Despite rumors of a police raid on the embassy, the future of this siege looks set to involve a PR war of attrition, and a long, contentious litigious squabble. The British government on Thursday threatened to revoke the diplomatic status of the Knightsbridge embassy, but as legal bloggers Carl Gardener and David Allen Green point out, the underlying law is at best ambiguous and has never been tested in court. Nonetheless, the mere threat of it has been a gift to those who accuse the U.K. authorities of using a sledgehammer to crack a nut, and being the tools of a secret American plan to extradite Assange to the U.S. and treat him the same way as Bradley Manning, the former marine who provided WikiLeaks with its biggest ever scoop: millions of secret U.S. diplomatic cables.

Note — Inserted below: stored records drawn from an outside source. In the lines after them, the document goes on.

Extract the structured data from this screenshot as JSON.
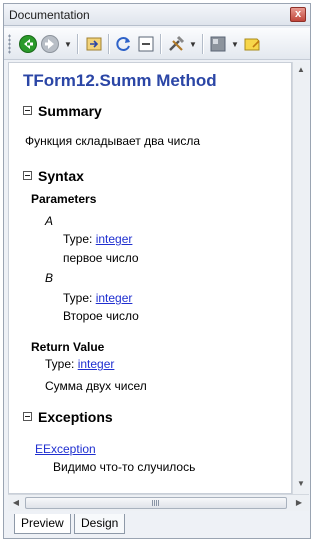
{
  "window": {
    "title": "Documentation",
    "close_glyph": "x"
  },
  "toolbar": {
    "icons": [
      "back-icon",
      "forward-icon",
      "dropdown-icon",
      "navigate-icon",
      "refresh-icon",
      "collapse-icon",
      "tools-icon",
      "dropdown-icon",
      "view-icon",
      "dropdown-icon",
      "note-icon"
    ]
  },
  "doc": {
    "title": "TForm12.Summ Method",
    "summary": {
      "heading": "Summary",
      "text": "Функция складывает два числа"
    },
    "syntax": {
      "heading": "Syntax",
      "parameters_label": "Parameters",
      "params": [
        {
          "name": "A",
          "type_label": "Type:",
          "type": "integer",
          "desc": "первое число"
        },
        {
          "name": "B",
          "type_label": "Type:",
          "type": "integer",
          "desc": "Второе число"
        }
      ],
      "return_label": "Return Value",
      "return_type_label": "Type:",
      "return_type": "integer",
      "return_desc": "Сумма двух чисел"
    },
    "exceptions": {
      "heading": "Exceptions",
      "items": [
        {
          "name": "EException",
          "desc": "Видимо что-то случилось"
        }
      ]
    }
  },
  "tabs": [
    {
      "label": "Preview",
      "active": true
    },
    {
      "label": "Design",
      "active": false
    }
  ],
  "colors": {
    "title": "#2b46a6",
    "link": "#1f2fd0",
    "back_button": "#2a9a2a"
  }
}
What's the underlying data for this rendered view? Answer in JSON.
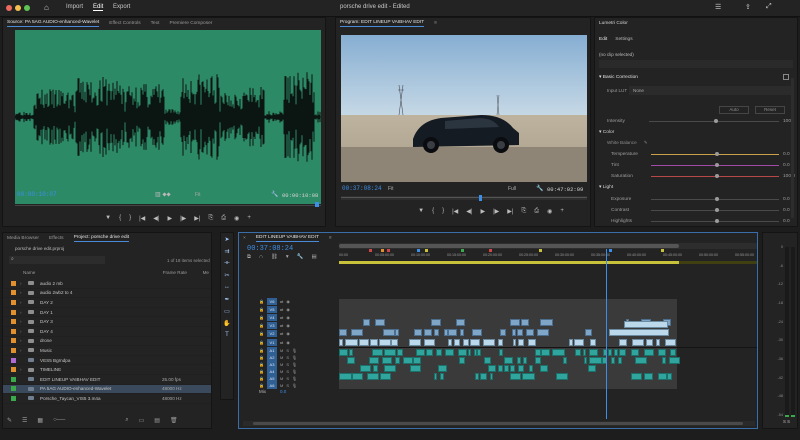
{
  "app": {
    "title": "porsche drive edit - Edited",
    "menu": [
      "Import",
      "Edit",
      "Export"
    ],
    "active_menu": "Edit"
  },
  "source_panel": {
    "tabs": [
      "Source: PA 5AG AUDIO-enhanced-Wavelet",
      "Effect Controls",
      "Text",
      "Premiere Composer"
    ],
    "timecode_in": "00:00:10:07",
    "timecode_out": "00:00:10:08",
    "fit": "Fit",
    "controls": [
      "▼",
      "{",
      "}",
      "|◀",
      "◀|",
      "▶",
      "|▶",
      "▶|",
      "⎘",
      "⎙",
      "◉",
      "+"
    ]
  },
  "program_panel": {
    "title": "Program: EDIT LINEUP VAIBHAV EDIT",
    "timecode_in": "00:37:08:24",
    "zoom": "Fit",
    "quality": "Full",
    "timecode_out": "00:47:02:09",
    "controls": [
      "▼",
      "{",
      "}",
      "|◀",
      "◀|",
      "▶",
      "|▶",
      "▶|",
      "⎘",
      "⎙",
      "◉",
      "+"
    ]
  },
  "lumetri": {
    "preset": "Lumetri Color",
    "tabs": [
      "Edit",
      "Settings"
    ],
    "no_clip": "(no clip selected)",
    "basic_correction": "Basic Correction",
    "input_lut_label": "Input LUT",
    "input_lut_value": "None",
    "buttons": [
      "Auto",
      "Reset"
    ],
    "intensity_label": "Intensity",
    "intensity_value": "100",
    "color_section": "Color",
    "white_balance": "White Balance",
    "color_rows": [
      {
        "label": "Temperature",
        "value": "0.0",
        "color": "#c9a24b"
      },
      {
        "label": "Tint",
        "value": "0.0",
        "color": "#a34ba8"
      },
      {
        "label": "Saturation",
        "value": "100.0",
        "color": "#b84848"
      }
    ],
    "light_section": "Light",
    "light_rows": [
      {
        "label": "Exposure",
        "value": "0.0"
      },
      {
        "label": "Contrast",
        "value": "0.0"
      },
      {
        "label": "Highlights",
        "value": "0.0"
      }
    ]
  },
  "project_panel": {
    "tabs": [
      "Media Browser",
      "Effects",
      "Project: porsche drive edit"
    ],
    "project_file": "porsche drive edit.prproj",
    "item_count": "1 of 18 items selected",
    "columns": [
      "Name",
      "Frame Rate",
      "Me"
    ],
    "items": [
      {
        "name": "audio 2 mb",
        "fps": "",
        "color": "#e0902c",
        "type": "folder"
      },
      {
        "name": "audio 2wb2 to 4",
        "fps": "",
        "color": "#e0902c",
        "type": "folder"
      },
      {
        "name": "DAY 2",
        "fps": "",
        "color": "#e0902c",
        "type": "folder"
      },
      {
        "name": "DAY 1",
        "fps": "",
        "color": "#e0902c",
        "type": "folder"
      },
      {
        "name": "DAY 3",
        "fps": "",
        "color": "#e0902c",
        "type": "folder"
      },
      {
        "name": "DAY 4",
        "fps": "",
        "color": "#e0902c",
        "type": "folder"
      },
      {
        "name": "drone",
        "fps": "",
        "color": "#e0902c",
        "type": "folder"
      },
      {
        "name": "Music",
        "fps": "",
        "color": "#e0902c",
        "type": "folder"
      },
      {
        "name": "VES5 Bgrndpa",
        "fps": "",
        "color": "#b06cd6",
        "type": "file"
      },
      {
        "name": "TIMELINE",
        "fps": "",
        "color": "#e0902c",
        "type": "folder"
      },
      {
        "name": "EDIT LINEUP VAIBHAV EDIT",
        "fps": "25.00 fps",
        "color": "#3ba84b",
        "type": "sequence"
      },
      {
        "name": "PA 5AG AUDIO-enhanced-Wavelet",
        "fps": "48000 Hz",
        "color": "#3ba84b",
        "type": "audio"
      },
      {
        "name": "Porsche_Taycan_VIS5 3.m4a",
        "fps": "48000 Hz",
        "color": "#3ba84b",
        "type": "audio"
      }
    ]
  },
  "timeline": {
    "title": "EDIT LINEUP VAIBHAV EDIT",
    "timecode": "00:37:08:24",
    "ruler": [
      "00:00",
      "00:05:00:00",
      "00:10:00:00",
      "00:15:00:00",
      "00:20:00:00",
      "00:25:00:00",
      "00:30:00:00",
      "00:35:00:00",
      "00:40:00:00",
      "00:45:00:00",
      "00:50:00:00",
      "00:55:00:00"
    ],
    "video_tracks": [
      "V6",
      "V5",
      "V4",
      "V3",
      "V2",
      "V1"
    ],
    "audio_tracks": [
      "A1",
      "A2",
      "A3",
      "A4",
      "A5",
      "A6"
    ],
    "mix_label": "Mix",
    "mix_value": "0.0"
  },
  "meter": {
    "labels": [
      "0",
      "-6",
      "-12",
      "-18",
      "-24",
      "-30",
      "-36",
      "-42",
      "-48",
      "-54"
    ],
    "footer": "S S"
  },
  "colors": {
    "accent": "#3d8ee6",
    "waveform_bg": "#2c8a67",
    "video_clip": "#7fa6c7",
    "audio_clip": "#2fa59e"
  }
}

Like the Greeks outside Troy, the main challenge for the besiegers is to keep a common front and stop fighting among themselves, but Assange has already caused significant divisions in the British government. The foreign secretary, William Hague, supported the threat to revoke diplomatic status, while his Foreign Office staff was aghast about how the move would be perceived overseas and the precedent it would set for their own embassies. Hague faced opposition not only from the Liberal Democrat deputy prime minister, Nick Clegg, but also the veteran Tory justice minister Kenneth Clark. In the end Prime Minister David Cameron had to step in and break the deadlock.

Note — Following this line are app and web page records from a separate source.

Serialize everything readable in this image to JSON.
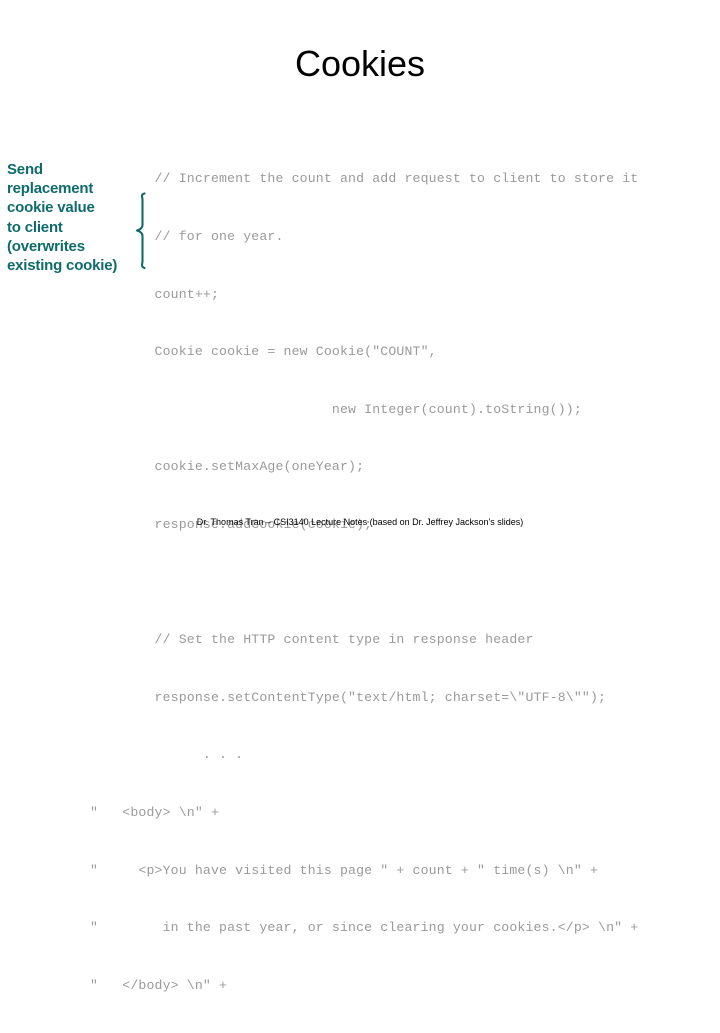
{
  "slide": {
    "title": "Cookies",
    "annotation": {
      "lines": [
        "Send",
        "replacement",
        "cookie value",
        "to client",
        "(overwrites",
        "existing cookie)"
      ],
      "brace_glyph": "left-curly-brace",
      "color": "#0f6b6b"
    },
    "code": {
      "color": "#9a9a9a",
      "lines": [
        "        // Increment the count and add request to client to store it",
        "        // for one year.",
        "        count++;",
        "        Cookie cookie = new Cookie(\"COUNT\",",
        "                              new Integer(count).toString());",
        "        cookie.setMaxAge(oneYear);",
        "        response.addCookie(cookie);",
        "",
        "        // Set the HTTP content type in response header",
        "        response.setContentType(\"text/html; charset=\\\"UTF-8\\\"\");",
        "              . . .",
        "\"   <body> \\n\" +",
        "\"     <p>You have visited this page \" + count + \" time(s) \\n\" +",
        "\"        in the past year, or since clearing your cookies.</p> \\n\" +",
        "\"   </body> \\n\" +"
      ]
    },
    "footer": "Dr. Thomas Tran – CSI3140 Lecture Notes (based on Dr. Jeffrey Jackson's slides)"
  }
}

Not only has Assange therefore created domestic tensions in the U.K. government, he’s begun to cause a rift further afield. That Assange would choose President Rafael Correa’s country over Sweden has clearly left many Swedes incensed. Their foreign minister, Carl Bildt, has been busy pointing out Ecuador’s poor record on freedom of the press and civil liberties under Correa. Ecuador has been criticized by Human Rights Watch, Index on Censorship, and Reporters Without Borders. On Friday, the Ecuadorean government filed a motion to the Organization of American States calling for condemnation of U.K. threats to enter its London embassy.
Meanwhile, civil libertarians in both Britain and the United States have been deeply split by Assange’s latest move. Many supporters of WikiLeaks, such as Owen Jones, argue that the rights of the alleged victims of rape and sexual assault should first have their day in court. However, others claim Assange is not being afforded due process and is the victim of an American-led campaign to discredit and then charge him. Glenn Greenwald claims Ecuador showed “extraordinary courage” in giving the activist asylum. Some have noted that most Swedish prisons have much better facilities than the cramped Ecuadorean embassy and that, in accordance with European law, Sweden would not extradite a suspect to the U.S. who could face a death penalty.

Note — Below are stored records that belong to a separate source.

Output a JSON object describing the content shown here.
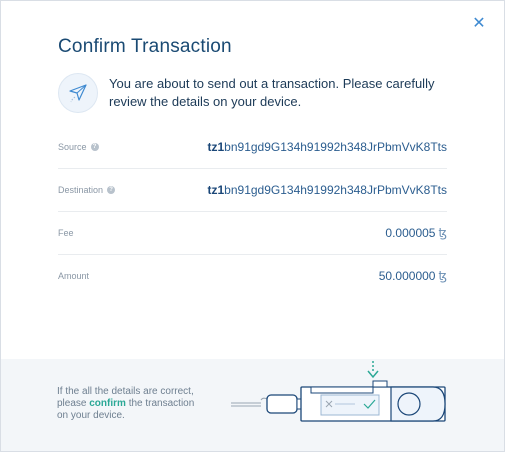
{
  "dialog": {
    "title": "Confirm Transaction",
    "close_icon": "close-icon",
    "intro_icon": "paper-plane-icon",
    "intro_text": "You are about to send out a transaction. Please carefully review the details on your device."
  },
  "details": {
    "source": {
      "label": "Source",
      "help_icon": "help-icon",
      "address_prefix": "tz1",
      "address_rest": "bn91gd9G134h91992h348JrPbmVvK8Tts"
    },
    "destination": {
      "label": "Destination",
      "help_icon": "help-icon",
      "address_prefix": "tz1",
      "address_rest": "bn91gd9G134h91992h348JrPbmVvK8Tts"
    },
    "fee": {
      "label": "Fee",
      "value": "0.000005",
      "currency": "ꜩ"
    },
    "amount": {
      "label": "Amount",
      "value": "50.000000",
      "currency": "ꜩ"
    }
  },
  "footer": {
    "text_before": "If the all the details are correct, please ",
    "text_bold": "confirm",
    "text_after": " the transaction on your device.",
    "device_icon": "ledger-device-icon"
  },
  "colors": {
    "title": "#1a4a73",
    "accent": "#3f8ad1",
    "confirm": "#2ba896",
    "footer_bg": "#f3f6f9"
  }
}
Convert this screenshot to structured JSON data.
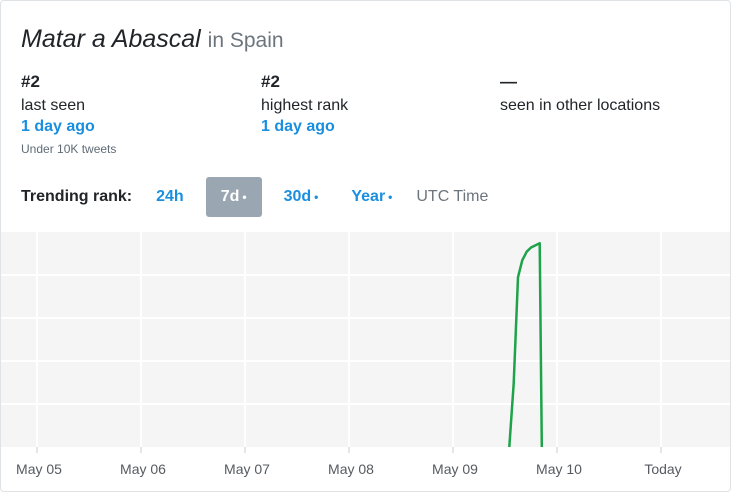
{
  "title": {
    "topic": "Matar a Abascal",
    "location": "in Spain"
  },
  "stats": {
    "last_seen": {
      "rank": "#2",
      "label": "last seen",
      "ago": "1 day ago",
      "note": "Under 10K tweets"
    },
    "highest": {
      "rank": "#2",
      "label": "highest rank",
      "ago": "1 day ago"
    },
    "other": {
      "rank": "—",
      "label": "seen in other locations"
    }
  },
  "range": {
    "label": "Trending rank:",
    "buttons": [
      "24h",
      "7d",
      "30d",
      "Year"
    ],
    "active": "7d",
    "dot": "•",
    "timezone": "UTC Time"
  },
  "colors": {
    "accent": "#1a8fe0",
    "line": "#1fa34a",
    "plot_bg": "#f5f5f5",
    "active_btn": "#9aa6b1"
  },
  "chart_data": {
    "type": "line",
    "x_ticks": [
      "May 05",
      "May 06",
      "May 07",
      "May 08",
      "May 09",
      "May 10",
      "Today"
    ],
    "xlim": [
      "May 05 00:00",
      "May 11 00:00"
    ],
    "ylim": [
      1,
      50
    ],
    "y_reversed": true,
    "grid": true,
    "series": [
      {
        "x": [
          "May 09 13:00",
          "May 09 14:00",
          "May 09 15:00",
          "May 09 16:00",
          "May 09 17:00",
          "May 09 18:00",
          "May 09 20:00",
          "May 09 20:30"
        ],
        "y": [
          50,
          35,
          10,
          6,
          4,
          3,
          2,
          50
        ]
      }
    ]
  }
}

Earlier Friday, Assange announced plans to talk the crowds from the window of the embassy, thus upping the ante once more. Love him or loathe him as a campaigner for journalism and transparency or a self-publicist with no regard for anyone but himself, Assange is certainly a genius at creating provocations and looks set to dramatically divide opinion inside his embassy bolt-hole for weeks to come.